**YOUR GOAL:** If a line of the entries below includes the word "JSON", it counts; state the total and nothing further.
Start of DATA FOR THIS EXERCISE
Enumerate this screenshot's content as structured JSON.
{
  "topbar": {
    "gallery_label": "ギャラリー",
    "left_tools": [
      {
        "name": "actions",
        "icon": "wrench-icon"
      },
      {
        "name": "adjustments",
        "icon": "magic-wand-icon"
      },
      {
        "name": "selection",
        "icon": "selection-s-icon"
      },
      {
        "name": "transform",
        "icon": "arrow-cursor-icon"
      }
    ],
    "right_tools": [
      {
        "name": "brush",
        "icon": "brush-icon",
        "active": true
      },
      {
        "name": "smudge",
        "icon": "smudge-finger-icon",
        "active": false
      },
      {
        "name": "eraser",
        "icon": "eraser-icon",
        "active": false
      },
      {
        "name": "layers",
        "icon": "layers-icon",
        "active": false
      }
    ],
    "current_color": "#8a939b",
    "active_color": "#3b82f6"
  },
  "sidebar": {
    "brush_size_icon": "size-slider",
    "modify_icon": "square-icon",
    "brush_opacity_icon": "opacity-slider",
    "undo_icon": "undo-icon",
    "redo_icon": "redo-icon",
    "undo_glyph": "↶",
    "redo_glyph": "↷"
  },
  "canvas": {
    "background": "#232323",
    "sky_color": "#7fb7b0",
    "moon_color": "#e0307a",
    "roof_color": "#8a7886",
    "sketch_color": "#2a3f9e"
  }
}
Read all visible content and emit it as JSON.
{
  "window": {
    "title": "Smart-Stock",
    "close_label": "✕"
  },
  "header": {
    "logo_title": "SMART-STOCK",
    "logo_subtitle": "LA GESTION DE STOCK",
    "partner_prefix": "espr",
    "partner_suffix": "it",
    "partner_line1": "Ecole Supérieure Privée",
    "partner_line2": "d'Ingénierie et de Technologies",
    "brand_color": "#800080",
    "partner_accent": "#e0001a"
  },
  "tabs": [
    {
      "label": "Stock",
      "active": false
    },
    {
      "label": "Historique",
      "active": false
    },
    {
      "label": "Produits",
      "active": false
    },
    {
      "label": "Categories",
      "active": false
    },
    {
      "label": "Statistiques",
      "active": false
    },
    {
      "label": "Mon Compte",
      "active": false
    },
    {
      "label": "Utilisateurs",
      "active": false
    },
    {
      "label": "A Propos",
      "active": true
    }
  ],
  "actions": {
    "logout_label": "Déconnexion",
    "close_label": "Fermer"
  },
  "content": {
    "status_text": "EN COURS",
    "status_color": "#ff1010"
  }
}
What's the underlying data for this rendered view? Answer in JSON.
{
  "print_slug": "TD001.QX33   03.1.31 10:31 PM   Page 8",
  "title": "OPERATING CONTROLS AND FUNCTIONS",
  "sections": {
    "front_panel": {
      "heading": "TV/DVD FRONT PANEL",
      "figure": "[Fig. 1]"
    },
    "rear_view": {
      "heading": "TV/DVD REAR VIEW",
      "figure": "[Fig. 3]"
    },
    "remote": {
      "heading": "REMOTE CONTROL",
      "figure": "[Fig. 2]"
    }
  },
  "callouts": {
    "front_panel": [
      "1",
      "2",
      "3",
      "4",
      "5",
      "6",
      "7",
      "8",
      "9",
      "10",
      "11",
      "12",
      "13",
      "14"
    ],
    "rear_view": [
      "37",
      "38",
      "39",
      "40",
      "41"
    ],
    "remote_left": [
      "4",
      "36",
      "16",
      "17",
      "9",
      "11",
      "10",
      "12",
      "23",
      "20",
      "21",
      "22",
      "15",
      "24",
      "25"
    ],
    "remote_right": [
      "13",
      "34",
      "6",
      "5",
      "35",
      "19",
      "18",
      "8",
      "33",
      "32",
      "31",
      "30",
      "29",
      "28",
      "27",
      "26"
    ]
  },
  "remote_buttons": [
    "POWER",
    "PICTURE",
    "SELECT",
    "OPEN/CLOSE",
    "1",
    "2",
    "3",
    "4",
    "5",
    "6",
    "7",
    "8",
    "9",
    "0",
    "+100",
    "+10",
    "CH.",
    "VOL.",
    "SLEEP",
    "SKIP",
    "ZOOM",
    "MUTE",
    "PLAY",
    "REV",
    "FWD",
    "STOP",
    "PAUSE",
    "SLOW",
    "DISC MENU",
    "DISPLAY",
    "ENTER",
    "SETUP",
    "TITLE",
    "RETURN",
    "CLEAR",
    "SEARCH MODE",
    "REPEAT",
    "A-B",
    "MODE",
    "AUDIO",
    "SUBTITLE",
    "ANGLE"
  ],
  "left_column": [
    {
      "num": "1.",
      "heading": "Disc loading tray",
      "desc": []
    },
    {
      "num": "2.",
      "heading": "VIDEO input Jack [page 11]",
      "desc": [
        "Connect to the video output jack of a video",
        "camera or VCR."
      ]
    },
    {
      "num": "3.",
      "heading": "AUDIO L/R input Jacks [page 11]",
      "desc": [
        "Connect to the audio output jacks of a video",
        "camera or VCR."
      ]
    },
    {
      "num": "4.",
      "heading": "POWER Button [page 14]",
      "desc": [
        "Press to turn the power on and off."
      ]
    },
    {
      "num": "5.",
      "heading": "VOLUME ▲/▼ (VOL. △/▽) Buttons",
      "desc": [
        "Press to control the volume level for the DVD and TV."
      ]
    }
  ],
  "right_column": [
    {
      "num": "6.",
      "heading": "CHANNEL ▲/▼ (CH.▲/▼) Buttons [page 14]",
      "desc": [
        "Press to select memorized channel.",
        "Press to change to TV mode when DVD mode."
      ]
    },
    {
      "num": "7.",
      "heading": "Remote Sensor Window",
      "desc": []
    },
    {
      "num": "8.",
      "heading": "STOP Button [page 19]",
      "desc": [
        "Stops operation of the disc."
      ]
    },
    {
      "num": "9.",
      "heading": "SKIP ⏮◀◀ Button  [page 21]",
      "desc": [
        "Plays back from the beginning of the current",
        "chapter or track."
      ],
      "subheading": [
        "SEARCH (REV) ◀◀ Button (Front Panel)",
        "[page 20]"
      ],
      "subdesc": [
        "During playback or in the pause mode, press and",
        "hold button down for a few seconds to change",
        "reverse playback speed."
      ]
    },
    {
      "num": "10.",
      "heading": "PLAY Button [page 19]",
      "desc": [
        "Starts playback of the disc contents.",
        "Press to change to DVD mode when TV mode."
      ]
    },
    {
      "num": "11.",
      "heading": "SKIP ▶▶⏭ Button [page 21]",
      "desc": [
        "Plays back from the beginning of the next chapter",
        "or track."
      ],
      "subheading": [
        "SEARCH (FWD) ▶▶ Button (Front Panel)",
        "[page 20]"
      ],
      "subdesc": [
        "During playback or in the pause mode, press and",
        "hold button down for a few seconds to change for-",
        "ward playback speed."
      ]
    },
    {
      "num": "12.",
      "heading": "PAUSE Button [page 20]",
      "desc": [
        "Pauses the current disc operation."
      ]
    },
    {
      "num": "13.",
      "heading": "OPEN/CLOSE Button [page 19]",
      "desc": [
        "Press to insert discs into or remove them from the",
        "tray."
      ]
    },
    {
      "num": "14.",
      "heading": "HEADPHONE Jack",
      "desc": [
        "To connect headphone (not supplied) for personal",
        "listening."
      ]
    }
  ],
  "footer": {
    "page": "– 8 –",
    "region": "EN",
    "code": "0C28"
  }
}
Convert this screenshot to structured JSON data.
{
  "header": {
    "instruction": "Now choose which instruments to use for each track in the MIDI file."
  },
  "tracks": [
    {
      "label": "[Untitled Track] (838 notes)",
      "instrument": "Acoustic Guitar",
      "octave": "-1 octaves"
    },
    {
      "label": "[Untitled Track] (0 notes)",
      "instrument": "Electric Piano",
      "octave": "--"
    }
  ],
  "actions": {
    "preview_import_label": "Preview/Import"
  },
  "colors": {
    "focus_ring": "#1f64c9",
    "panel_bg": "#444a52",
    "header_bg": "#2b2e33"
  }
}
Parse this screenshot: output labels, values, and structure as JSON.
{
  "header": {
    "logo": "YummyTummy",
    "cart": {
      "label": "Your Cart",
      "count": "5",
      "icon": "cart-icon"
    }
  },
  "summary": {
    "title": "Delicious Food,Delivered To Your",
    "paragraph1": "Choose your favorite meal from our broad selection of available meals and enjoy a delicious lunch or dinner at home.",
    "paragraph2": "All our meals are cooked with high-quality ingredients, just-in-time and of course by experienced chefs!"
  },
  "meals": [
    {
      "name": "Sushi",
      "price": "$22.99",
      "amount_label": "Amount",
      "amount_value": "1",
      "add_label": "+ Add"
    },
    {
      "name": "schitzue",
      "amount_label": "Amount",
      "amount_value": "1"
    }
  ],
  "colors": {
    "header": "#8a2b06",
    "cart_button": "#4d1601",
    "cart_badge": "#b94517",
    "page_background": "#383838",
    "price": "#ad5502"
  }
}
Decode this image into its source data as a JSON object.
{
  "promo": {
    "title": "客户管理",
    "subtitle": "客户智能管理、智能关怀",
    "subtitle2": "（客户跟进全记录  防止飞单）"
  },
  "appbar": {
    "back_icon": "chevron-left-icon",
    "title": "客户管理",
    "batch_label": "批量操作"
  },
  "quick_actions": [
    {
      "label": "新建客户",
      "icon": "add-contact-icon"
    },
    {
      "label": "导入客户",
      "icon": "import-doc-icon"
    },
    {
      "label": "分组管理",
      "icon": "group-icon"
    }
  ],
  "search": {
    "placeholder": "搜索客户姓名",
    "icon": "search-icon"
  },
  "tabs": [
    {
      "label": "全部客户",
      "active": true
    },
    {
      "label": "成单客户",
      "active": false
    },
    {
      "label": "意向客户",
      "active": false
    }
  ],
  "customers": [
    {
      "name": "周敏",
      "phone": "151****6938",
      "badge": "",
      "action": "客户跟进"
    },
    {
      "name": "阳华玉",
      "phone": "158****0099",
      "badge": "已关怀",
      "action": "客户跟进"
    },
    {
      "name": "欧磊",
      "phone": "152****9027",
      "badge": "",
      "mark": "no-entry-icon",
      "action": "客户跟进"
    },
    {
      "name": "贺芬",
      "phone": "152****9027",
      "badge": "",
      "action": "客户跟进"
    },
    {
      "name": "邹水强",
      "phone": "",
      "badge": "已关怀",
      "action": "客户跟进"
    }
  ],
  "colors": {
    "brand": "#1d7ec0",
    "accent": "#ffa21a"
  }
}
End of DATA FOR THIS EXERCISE
**RESPONSE TO THIS TASK:** 6